--- START ---
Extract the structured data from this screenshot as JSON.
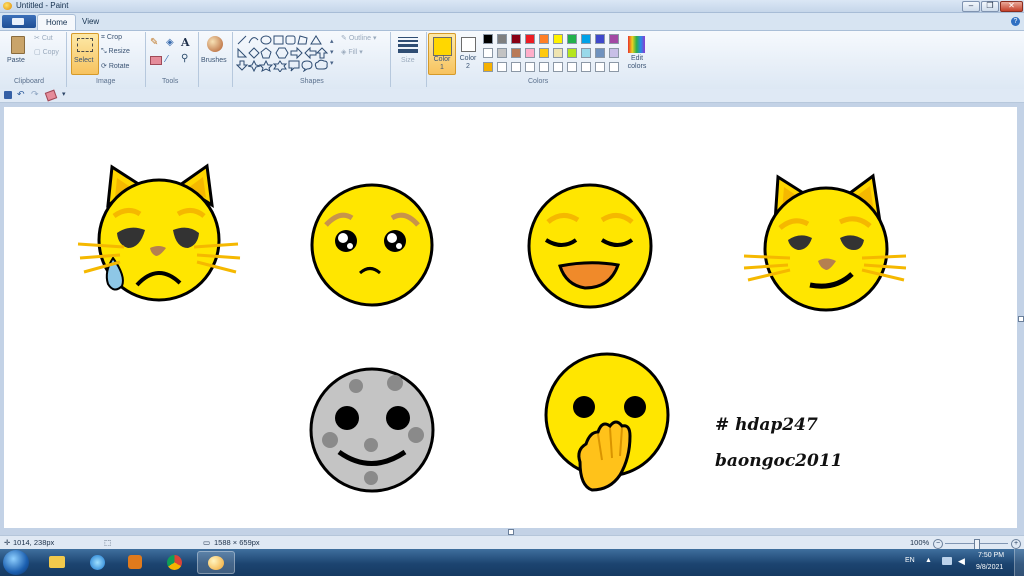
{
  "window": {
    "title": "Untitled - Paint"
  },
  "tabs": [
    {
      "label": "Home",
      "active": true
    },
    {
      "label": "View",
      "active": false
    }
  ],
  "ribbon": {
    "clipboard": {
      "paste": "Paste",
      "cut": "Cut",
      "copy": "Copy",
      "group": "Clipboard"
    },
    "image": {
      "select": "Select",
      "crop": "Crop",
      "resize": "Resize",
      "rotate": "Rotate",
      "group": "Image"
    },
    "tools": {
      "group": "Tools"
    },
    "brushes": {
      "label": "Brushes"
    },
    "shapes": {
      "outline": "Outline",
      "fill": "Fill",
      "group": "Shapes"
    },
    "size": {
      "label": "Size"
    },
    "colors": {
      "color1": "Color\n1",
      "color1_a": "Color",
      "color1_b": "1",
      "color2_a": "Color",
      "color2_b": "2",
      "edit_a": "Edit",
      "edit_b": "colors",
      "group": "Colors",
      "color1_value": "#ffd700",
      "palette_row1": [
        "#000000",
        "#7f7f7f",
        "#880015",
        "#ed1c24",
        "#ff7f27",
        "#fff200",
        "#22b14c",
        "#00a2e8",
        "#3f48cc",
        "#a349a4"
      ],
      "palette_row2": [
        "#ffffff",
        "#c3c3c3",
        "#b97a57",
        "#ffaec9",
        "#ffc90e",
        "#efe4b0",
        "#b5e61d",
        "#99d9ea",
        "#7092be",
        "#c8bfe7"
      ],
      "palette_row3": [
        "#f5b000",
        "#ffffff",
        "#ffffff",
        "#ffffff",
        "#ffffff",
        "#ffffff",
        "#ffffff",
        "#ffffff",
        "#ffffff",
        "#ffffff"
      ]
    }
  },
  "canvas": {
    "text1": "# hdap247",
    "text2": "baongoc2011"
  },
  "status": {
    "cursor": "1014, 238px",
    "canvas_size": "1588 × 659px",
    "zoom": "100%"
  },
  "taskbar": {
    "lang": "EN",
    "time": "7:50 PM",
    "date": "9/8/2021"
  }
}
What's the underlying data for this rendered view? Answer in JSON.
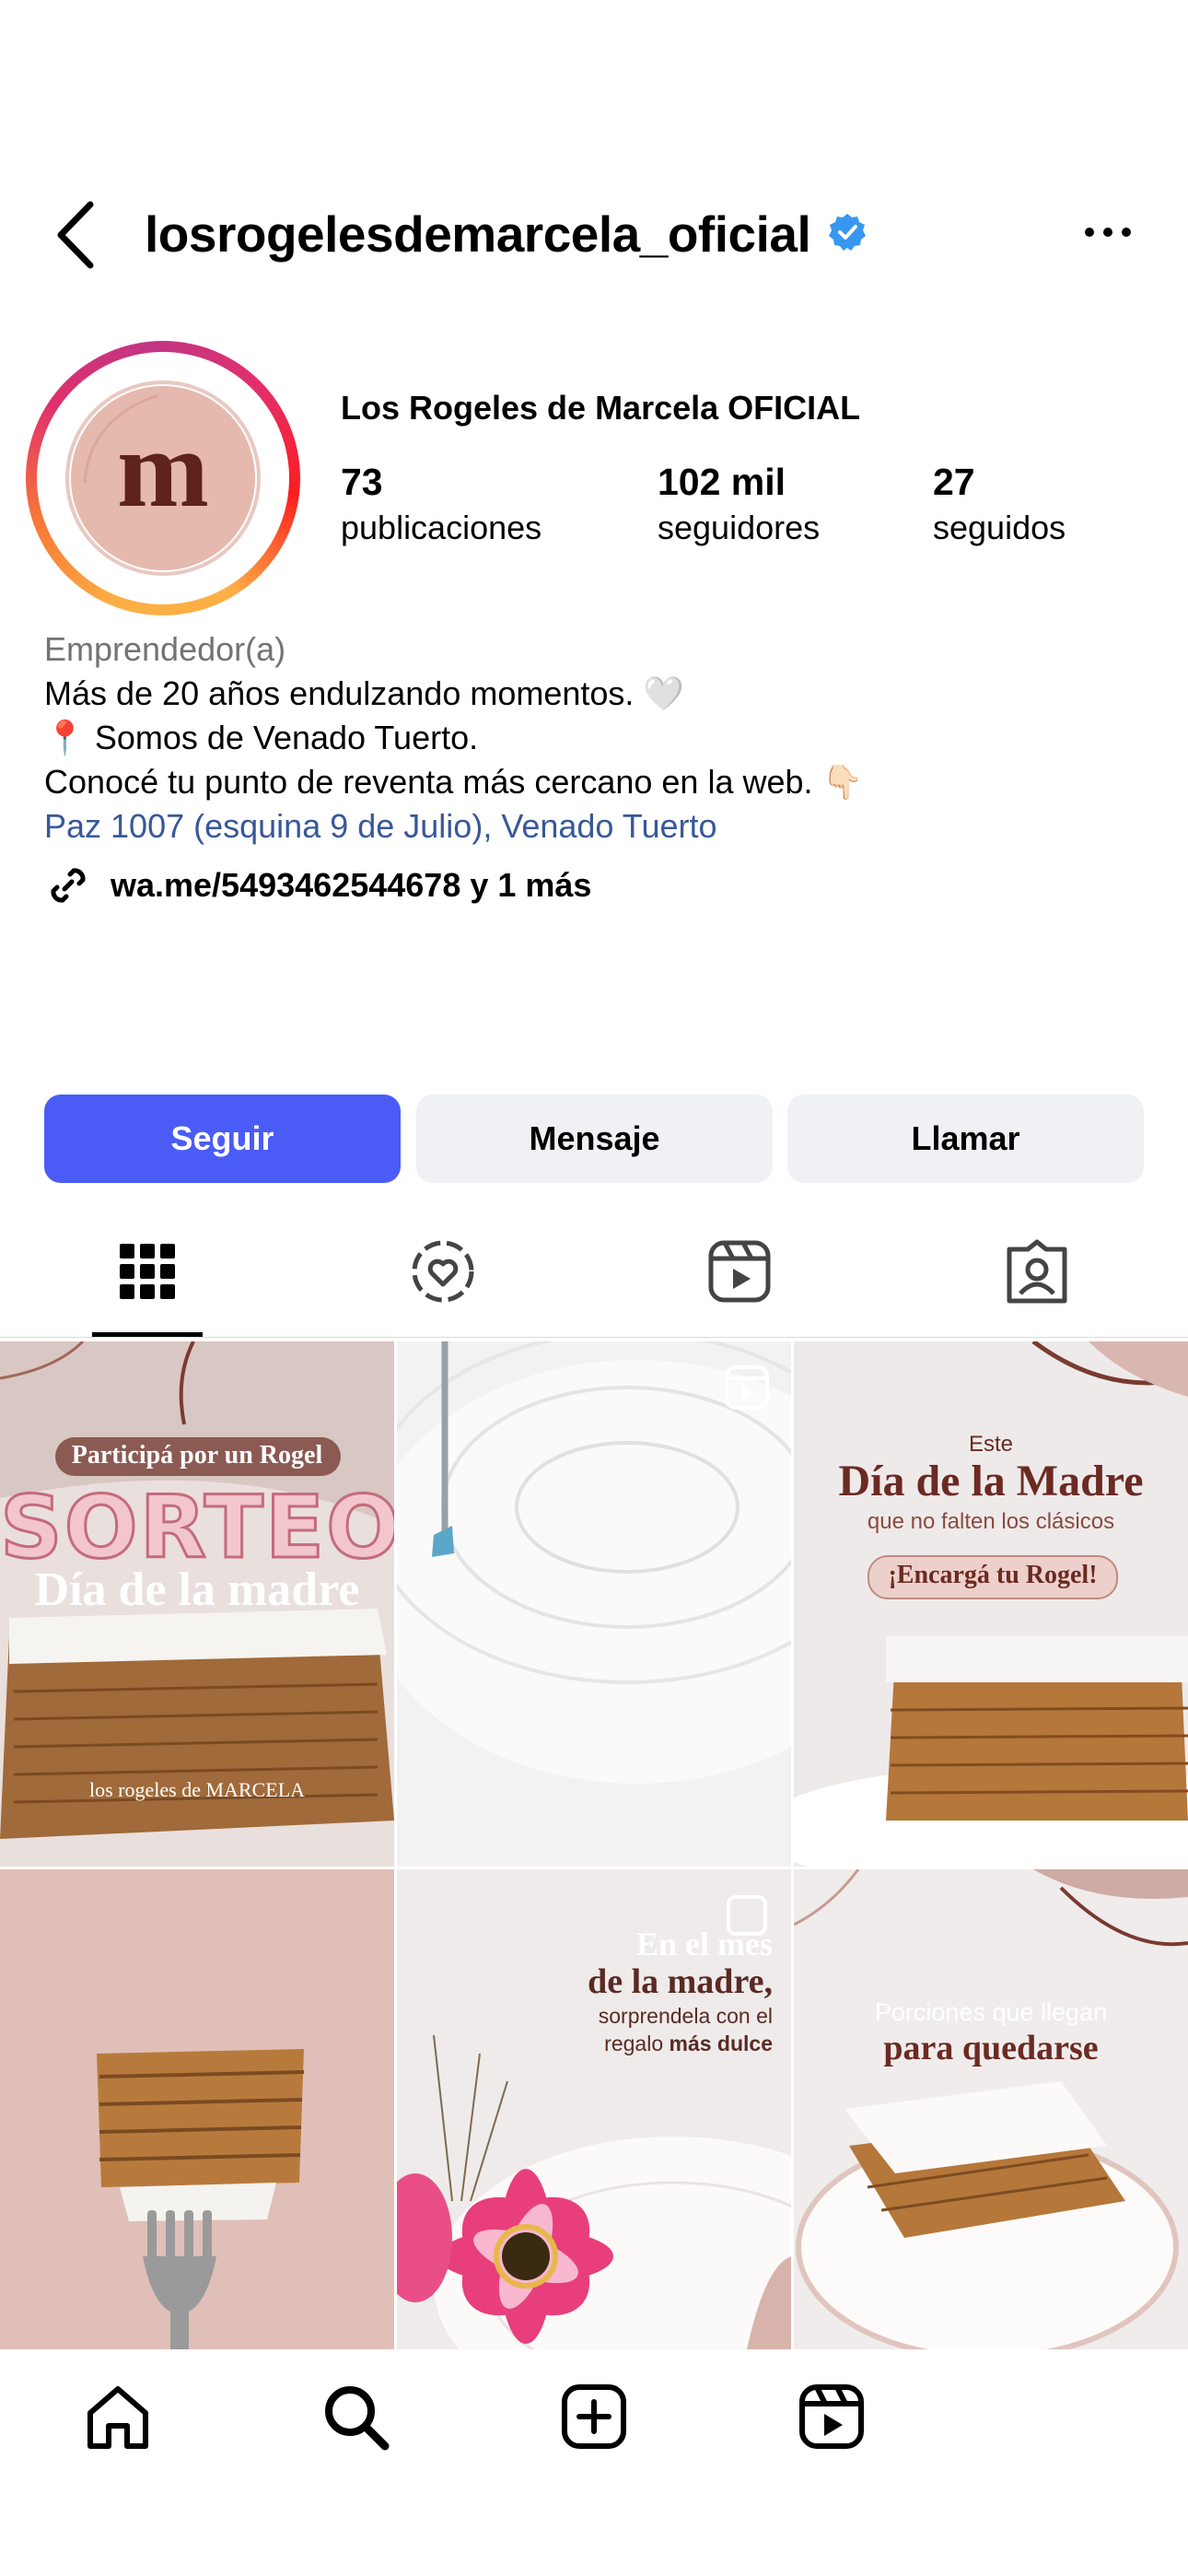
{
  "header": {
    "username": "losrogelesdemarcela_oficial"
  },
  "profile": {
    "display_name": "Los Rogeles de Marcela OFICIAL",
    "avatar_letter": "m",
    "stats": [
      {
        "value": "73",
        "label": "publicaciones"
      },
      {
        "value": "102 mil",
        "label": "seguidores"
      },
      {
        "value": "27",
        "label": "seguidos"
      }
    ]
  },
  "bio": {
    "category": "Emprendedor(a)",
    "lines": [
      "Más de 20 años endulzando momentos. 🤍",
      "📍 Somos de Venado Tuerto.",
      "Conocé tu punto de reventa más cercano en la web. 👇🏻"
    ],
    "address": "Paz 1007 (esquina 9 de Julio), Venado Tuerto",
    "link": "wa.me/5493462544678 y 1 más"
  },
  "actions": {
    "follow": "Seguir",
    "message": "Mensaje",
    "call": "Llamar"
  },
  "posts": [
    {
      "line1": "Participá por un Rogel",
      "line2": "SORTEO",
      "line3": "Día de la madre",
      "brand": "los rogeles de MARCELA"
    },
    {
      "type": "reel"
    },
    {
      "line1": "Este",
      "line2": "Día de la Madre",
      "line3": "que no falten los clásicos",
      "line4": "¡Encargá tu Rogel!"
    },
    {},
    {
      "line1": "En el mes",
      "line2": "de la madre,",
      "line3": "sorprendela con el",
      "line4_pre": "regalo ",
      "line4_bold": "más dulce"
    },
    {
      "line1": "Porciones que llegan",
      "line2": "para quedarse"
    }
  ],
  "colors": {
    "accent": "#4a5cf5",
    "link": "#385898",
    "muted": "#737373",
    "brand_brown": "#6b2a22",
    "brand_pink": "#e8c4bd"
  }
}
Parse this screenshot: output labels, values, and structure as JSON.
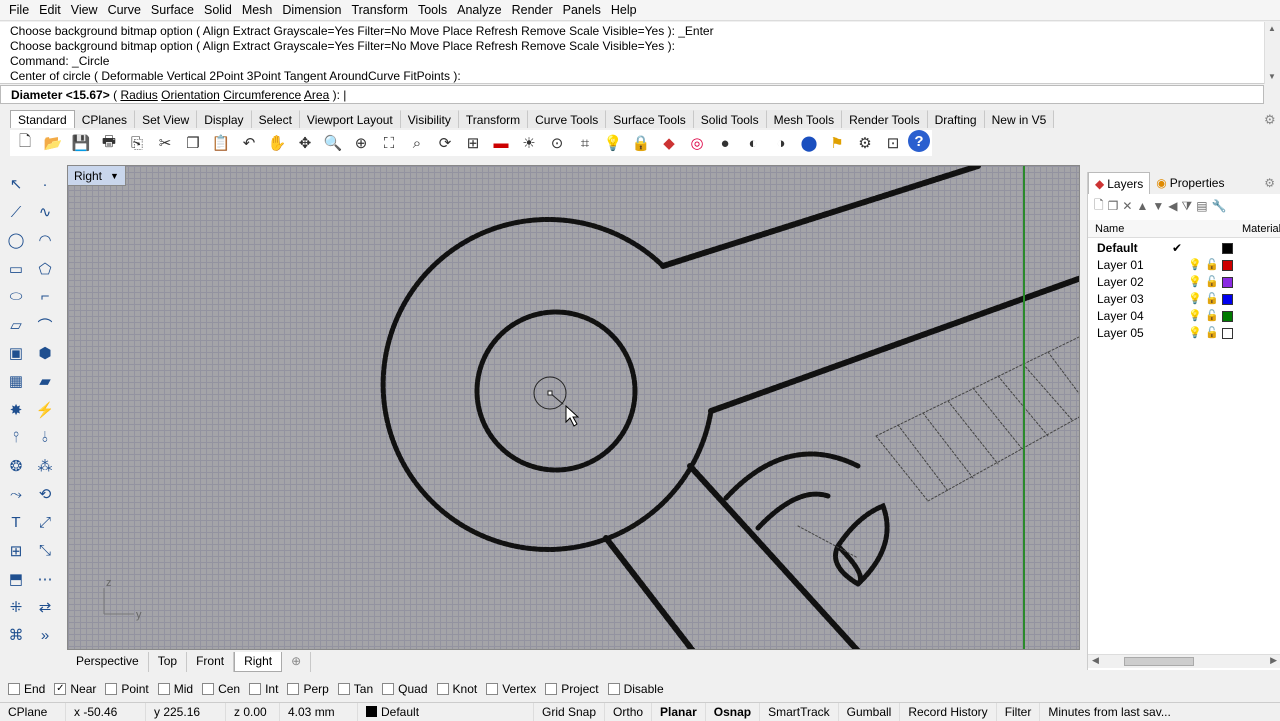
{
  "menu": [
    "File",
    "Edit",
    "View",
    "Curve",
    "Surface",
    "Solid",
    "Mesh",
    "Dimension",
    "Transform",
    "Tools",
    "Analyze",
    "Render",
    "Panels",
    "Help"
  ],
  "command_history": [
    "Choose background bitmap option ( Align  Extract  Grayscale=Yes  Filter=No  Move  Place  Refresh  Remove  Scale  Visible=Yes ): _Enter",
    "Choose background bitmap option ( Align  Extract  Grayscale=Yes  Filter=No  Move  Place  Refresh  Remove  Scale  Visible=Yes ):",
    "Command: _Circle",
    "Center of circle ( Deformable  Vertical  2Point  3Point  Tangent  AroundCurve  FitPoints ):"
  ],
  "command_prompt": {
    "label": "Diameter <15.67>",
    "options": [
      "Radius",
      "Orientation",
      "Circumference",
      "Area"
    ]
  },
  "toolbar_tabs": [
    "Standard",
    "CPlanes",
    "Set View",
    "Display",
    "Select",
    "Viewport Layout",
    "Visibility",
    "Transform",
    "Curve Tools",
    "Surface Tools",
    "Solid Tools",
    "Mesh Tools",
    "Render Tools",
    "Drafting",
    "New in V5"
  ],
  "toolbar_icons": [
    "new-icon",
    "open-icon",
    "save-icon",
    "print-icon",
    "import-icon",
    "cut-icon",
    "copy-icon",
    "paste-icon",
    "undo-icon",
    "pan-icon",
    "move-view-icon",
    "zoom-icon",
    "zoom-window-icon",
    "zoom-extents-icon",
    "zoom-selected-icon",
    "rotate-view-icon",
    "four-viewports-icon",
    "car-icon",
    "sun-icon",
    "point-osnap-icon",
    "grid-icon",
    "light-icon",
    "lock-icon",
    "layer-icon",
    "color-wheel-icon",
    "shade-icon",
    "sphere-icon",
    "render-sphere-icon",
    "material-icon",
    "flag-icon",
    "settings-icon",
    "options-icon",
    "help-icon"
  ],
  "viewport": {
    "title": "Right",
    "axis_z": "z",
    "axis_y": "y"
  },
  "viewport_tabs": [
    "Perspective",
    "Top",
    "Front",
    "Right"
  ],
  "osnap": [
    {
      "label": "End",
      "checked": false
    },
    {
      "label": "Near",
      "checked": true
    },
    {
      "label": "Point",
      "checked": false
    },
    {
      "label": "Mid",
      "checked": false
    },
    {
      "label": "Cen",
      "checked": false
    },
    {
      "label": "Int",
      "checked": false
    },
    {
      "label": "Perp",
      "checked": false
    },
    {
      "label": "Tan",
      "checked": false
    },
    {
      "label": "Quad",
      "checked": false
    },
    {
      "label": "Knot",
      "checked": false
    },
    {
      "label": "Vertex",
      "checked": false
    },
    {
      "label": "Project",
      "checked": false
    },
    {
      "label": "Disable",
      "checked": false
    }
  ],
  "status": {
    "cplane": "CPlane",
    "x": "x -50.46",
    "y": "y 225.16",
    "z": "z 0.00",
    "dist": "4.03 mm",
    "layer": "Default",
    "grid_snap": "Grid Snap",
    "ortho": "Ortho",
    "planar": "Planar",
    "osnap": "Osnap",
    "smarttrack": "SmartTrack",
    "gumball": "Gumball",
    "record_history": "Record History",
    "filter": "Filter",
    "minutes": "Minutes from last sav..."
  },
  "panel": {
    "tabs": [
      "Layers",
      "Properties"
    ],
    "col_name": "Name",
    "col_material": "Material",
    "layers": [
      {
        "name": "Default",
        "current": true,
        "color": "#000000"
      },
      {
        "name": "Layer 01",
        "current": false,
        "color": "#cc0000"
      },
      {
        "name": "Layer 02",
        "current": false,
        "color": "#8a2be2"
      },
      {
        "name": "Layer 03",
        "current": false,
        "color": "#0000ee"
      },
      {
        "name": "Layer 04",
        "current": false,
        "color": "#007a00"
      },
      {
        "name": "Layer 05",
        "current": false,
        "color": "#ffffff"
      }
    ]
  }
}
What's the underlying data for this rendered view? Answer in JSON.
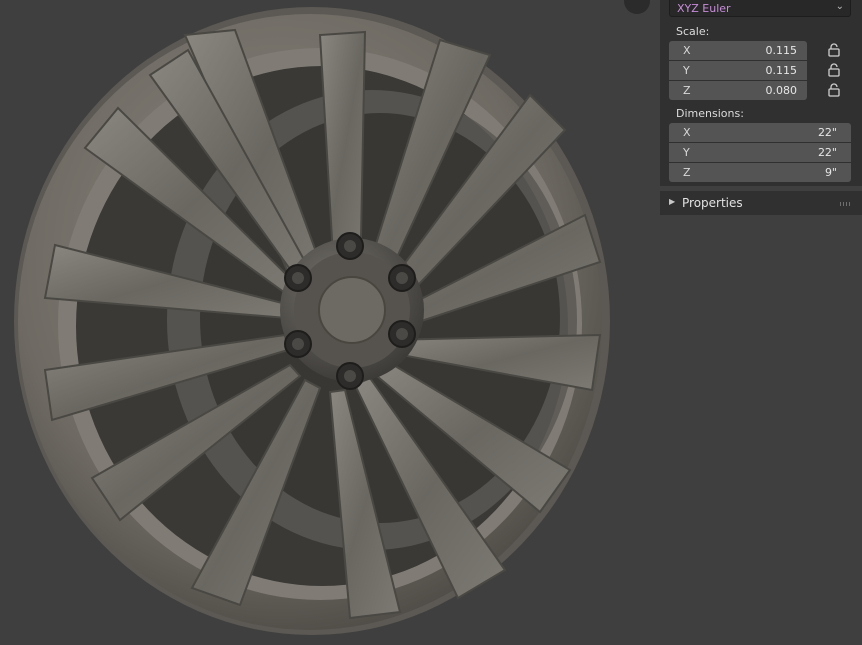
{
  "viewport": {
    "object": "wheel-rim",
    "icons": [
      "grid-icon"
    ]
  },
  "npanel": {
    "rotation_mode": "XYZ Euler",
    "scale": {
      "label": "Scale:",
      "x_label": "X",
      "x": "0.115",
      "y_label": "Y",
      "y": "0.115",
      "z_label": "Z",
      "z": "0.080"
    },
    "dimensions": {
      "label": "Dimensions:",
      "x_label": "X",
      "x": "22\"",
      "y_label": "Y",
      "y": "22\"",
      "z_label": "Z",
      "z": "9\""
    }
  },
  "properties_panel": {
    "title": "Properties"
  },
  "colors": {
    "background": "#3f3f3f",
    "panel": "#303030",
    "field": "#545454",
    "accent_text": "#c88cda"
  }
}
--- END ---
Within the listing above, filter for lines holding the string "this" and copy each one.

**ANSWER**
Extract the structured data from this screenshot as JSON.
What's the underlying data for this rendered view? Answer in JSON.
Parse this screenshot: output labels, values, and structure as JSON.
What's the underlying data for this rendered view? Answer in JSON.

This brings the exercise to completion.